Aurorae on many planets could make our own Northern and Southern lights look like a flickering candle, new research has shown.
It seems that aurorae on distant 'hot Jupiters' could be up to 1,000 times brighter than Earthly aurorae, rippling all the way from the equator to the poles.
"I'd love to get a reservation on a tour to see these aurorae!" says Ofer Cohen, a SHINE-NSF postdoctoral fellow at the Harvard-Smithsonian Center for Astrophysics (CfA).
Earth's aurorae are created when energetic particles from the Sun slam into our planet's magnetic field, which funnels them toward the poles. Here, they smash into Earth's atmosphere, causing air molecules to glow like a neon sign.
Particularly strong aurorae result when Earth is hit by a coronal mass ejection or CME - a gigantic blast that sends billions of tons of solar plasma - electrically charged, hot gas - into the solar system.
Cohen and his colleagues used computer models to study what would happen if a gas giant in a close orbit, just a few million miles from its star, were hit by a stellar eruption.
The planet, he found, would be subjected to a much stronger and more focused blast.

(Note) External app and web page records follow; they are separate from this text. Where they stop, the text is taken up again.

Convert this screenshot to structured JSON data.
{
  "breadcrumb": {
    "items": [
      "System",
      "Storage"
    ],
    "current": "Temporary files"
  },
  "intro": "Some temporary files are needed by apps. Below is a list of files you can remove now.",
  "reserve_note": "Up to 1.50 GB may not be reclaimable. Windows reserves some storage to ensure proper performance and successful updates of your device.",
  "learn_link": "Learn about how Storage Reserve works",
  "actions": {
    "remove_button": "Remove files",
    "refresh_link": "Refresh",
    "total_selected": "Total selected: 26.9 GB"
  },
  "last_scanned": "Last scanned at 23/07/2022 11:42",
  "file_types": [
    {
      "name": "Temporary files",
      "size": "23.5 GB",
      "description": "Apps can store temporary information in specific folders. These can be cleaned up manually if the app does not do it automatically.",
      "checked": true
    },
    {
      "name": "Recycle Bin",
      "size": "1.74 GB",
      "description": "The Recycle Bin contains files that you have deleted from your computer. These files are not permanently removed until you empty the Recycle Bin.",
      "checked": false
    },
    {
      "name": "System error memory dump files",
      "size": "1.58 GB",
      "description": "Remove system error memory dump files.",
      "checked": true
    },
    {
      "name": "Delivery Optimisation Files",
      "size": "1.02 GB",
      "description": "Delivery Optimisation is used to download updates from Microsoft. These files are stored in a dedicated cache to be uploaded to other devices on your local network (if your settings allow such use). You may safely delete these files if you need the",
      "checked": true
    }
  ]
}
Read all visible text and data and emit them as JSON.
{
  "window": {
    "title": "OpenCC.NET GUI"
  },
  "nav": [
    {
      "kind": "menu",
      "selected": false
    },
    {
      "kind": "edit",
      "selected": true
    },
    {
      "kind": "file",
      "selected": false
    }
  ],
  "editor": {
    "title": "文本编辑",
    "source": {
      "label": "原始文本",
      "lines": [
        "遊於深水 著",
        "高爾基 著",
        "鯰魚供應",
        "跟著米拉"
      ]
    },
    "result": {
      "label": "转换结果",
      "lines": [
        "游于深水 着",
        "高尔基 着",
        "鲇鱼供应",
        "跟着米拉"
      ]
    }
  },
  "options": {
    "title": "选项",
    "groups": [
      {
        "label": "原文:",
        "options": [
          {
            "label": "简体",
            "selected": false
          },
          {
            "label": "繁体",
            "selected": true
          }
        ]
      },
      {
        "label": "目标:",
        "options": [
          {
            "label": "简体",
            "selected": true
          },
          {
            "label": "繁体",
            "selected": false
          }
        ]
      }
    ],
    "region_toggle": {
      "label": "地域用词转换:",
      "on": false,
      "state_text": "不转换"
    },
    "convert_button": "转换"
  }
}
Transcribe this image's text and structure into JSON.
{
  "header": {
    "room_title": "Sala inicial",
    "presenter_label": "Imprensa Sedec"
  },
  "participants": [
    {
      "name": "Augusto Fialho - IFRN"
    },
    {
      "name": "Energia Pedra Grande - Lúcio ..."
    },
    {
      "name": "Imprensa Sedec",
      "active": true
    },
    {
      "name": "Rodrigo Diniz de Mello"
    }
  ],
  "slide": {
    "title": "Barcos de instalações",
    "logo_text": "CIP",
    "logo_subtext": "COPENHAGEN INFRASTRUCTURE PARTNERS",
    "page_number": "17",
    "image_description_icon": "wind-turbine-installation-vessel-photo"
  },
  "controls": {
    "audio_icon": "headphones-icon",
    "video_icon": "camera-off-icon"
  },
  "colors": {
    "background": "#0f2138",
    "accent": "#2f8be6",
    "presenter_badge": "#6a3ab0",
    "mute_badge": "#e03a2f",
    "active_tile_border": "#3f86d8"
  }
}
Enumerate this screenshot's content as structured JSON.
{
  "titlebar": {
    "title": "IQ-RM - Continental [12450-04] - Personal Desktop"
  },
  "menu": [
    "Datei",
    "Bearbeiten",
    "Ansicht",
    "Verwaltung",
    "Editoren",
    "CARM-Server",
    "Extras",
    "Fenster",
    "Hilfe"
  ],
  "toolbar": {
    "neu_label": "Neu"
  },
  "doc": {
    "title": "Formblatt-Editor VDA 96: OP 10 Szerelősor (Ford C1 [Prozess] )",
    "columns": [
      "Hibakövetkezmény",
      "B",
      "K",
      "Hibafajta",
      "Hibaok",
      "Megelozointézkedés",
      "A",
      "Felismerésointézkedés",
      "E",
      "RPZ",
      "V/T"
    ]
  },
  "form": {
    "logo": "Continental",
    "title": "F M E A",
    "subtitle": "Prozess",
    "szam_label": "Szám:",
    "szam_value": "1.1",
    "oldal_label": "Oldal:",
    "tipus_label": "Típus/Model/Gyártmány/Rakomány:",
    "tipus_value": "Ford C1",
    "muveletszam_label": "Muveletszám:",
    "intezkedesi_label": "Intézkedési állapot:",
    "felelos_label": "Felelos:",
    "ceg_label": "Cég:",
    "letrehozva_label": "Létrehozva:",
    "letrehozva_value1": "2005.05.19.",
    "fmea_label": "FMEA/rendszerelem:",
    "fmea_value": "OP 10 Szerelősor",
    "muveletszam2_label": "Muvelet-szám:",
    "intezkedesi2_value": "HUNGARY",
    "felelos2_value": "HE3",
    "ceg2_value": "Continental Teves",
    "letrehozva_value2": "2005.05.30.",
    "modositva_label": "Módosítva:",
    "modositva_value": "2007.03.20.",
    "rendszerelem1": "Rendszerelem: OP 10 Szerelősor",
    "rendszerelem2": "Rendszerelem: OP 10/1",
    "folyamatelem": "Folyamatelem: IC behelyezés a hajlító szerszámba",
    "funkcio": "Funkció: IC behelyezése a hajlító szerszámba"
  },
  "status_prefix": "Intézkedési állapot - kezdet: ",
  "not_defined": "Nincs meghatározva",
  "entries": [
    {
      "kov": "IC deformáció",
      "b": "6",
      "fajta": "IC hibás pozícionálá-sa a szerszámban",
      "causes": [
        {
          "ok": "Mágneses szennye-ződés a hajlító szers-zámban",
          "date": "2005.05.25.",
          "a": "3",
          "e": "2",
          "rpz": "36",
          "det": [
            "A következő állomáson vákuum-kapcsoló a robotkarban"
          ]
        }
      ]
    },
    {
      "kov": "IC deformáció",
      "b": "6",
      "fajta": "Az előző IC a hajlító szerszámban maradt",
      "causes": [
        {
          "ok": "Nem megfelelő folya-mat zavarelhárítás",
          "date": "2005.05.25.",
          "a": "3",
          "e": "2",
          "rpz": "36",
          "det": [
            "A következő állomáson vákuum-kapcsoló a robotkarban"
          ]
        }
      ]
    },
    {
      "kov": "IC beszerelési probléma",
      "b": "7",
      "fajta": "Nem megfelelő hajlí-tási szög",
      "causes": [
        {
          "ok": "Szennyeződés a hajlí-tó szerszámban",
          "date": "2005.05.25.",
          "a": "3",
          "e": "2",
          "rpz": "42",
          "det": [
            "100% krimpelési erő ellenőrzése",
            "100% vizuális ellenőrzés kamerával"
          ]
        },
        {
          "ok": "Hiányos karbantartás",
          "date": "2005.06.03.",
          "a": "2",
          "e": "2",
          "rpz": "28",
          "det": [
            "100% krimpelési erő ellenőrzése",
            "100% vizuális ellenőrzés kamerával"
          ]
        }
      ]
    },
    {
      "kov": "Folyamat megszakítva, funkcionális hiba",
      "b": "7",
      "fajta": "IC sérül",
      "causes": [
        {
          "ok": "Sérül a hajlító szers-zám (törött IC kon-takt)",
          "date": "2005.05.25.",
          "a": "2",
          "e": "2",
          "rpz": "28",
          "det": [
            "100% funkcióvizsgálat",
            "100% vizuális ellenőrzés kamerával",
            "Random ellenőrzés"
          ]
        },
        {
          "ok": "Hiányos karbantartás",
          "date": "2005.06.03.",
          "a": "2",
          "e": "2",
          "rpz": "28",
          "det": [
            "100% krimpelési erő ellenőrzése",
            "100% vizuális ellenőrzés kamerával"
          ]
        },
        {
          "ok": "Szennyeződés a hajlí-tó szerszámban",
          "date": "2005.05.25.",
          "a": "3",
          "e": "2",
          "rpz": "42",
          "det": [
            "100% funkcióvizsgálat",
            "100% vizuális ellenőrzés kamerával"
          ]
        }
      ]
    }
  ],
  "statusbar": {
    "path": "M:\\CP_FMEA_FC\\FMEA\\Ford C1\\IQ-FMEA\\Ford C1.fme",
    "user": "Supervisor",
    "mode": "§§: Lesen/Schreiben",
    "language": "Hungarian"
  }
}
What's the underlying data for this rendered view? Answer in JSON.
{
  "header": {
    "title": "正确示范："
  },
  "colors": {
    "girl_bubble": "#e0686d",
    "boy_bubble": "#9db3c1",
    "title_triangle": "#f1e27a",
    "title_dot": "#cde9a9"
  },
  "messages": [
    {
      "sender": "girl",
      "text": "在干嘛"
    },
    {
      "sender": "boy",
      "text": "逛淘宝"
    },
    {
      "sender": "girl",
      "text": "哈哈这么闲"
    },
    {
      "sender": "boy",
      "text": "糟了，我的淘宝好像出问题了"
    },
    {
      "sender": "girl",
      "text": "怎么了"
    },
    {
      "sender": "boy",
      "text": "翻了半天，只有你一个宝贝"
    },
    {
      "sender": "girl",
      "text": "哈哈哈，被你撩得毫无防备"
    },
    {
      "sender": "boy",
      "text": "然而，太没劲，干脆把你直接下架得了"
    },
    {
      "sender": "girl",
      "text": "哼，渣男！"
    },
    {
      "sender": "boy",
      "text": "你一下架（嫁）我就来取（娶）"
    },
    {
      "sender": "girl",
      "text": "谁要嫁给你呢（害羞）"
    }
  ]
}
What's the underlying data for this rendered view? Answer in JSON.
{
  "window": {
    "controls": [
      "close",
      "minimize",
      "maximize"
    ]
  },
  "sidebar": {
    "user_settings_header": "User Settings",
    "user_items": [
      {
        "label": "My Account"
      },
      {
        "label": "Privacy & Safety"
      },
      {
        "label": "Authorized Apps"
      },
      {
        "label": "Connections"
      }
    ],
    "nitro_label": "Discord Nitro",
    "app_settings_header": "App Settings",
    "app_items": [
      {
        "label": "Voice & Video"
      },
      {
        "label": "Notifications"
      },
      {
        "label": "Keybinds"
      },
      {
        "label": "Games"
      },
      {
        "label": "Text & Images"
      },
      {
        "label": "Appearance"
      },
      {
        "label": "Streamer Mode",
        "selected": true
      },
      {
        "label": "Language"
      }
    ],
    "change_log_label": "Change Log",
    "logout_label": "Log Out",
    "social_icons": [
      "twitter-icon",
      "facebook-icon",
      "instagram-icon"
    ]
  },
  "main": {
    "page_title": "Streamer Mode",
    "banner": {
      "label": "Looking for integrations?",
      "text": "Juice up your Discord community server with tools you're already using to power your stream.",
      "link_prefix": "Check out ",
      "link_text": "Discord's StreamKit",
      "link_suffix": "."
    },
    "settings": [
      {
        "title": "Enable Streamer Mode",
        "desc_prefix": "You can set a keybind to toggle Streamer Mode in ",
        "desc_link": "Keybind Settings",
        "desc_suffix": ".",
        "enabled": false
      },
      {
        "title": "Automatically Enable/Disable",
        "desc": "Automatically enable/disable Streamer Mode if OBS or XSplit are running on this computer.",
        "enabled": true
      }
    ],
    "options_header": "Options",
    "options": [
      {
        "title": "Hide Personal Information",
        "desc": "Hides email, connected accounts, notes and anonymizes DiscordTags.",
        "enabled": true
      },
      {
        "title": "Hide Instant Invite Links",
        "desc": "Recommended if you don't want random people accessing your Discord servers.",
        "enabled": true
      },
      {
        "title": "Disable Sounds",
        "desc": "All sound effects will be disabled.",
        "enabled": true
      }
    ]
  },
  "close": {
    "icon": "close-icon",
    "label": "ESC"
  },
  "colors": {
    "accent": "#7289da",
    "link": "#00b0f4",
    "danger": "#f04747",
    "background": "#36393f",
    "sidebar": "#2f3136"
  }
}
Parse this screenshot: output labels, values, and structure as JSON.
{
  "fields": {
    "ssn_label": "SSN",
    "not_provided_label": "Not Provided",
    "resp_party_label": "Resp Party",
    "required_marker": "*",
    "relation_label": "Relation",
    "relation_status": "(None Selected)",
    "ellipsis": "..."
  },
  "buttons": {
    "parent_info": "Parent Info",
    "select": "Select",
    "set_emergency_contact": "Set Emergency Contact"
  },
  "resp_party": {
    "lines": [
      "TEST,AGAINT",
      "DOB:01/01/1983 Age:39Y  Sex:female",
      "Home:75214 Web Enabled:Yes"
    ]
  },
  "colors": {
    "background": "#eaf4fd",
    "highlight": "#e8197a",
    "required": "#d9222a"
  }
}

"The impact to the exoplanet would be completely different than what we see in our solar system, and much more violent," says co-author Vinay Kashyap of CfA.
In the model, a CME hits the hot Jupiter and weakens its magnetic shield before the particles reach the gas giant's atmosphere. Its aurora lights up in a ring around the equator, 100 to 1,000 times more energetically than on Earth. Over the next six hours or so, the aurora ripples up and down toward the planet's poles before gradually fading away.
Despite the extreme forces involved, the exoplanet's magnetic field shields its atmosphere from erosion.
"Our calculations show how well the planet's protective mechanism works," says Cohen. "Even a planet with a magnetic field much weaker than Jupiter's would stay relatively safe."
The work has important implications for the habitability of rocky worlds orbiting distant stars. Since red dwarf stars are the most common stars in our galaxy, they've become the focus for the search for Earthlike worlds.
However, since a red dwarf is cooler than our sun, a planet would have to orbit very closely to be warm enough for liquid water - and, here, it would be subjected to the sort of violent stellar eruptions studied by Cohen. The team now plans to examine whether rocky worlds could shield themselves from such eruptions.